Recorded information:
·····

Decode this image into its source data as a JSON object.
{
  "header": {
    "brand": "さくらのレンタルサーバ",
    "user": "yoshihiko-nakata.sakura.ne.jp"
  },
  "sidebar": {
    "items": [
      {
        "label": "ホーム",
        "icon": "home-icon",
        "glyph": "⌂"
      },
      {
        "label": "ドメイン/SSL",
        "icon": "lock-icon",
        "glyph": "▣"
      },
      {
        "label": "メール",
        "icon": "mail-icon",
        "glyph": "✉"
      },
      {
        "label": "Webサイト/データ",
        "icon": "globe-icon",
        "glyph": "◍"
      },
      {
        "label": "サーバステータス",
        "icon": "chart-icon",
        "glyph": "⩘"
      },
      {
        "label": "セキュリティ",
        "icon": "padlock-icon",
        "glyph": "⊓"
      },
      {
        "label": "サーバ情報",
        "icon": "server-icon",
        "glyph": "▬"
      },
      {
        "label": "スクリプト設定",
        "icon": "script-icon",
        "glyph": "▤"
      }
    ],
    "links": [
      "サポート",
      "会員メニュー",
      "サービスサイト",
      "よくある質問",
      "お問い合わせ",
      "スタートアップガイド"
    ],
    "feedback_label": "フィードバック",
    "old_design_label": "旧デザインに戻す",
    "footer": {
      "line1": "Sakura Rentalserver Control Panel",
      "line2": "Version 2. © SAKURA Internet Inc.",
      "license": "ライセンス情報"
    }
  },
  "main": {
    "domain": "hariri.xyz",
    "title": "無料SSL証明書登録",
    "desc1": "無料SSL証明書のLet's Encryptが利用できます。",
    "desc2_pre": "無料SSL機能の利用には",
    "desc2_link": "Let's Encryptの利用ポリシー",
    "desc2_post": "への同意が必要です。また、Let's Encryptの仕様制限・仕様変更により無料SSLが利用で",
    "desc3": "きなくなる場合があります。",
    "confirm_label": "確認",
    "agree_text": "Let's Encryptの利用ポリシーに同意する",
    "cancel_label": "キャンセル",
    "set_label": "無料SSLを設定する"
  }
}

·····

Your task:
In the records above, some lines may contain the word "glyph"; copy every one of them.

The answer:
        "glyph": "⌂"
        "glyph": "▣"
        "glyph": "✉"
        "glyph": "◍"
        "glyph": "⩘"
        "glyph": "⊓"
        "glyph": "▬"
        "glyph": "▤"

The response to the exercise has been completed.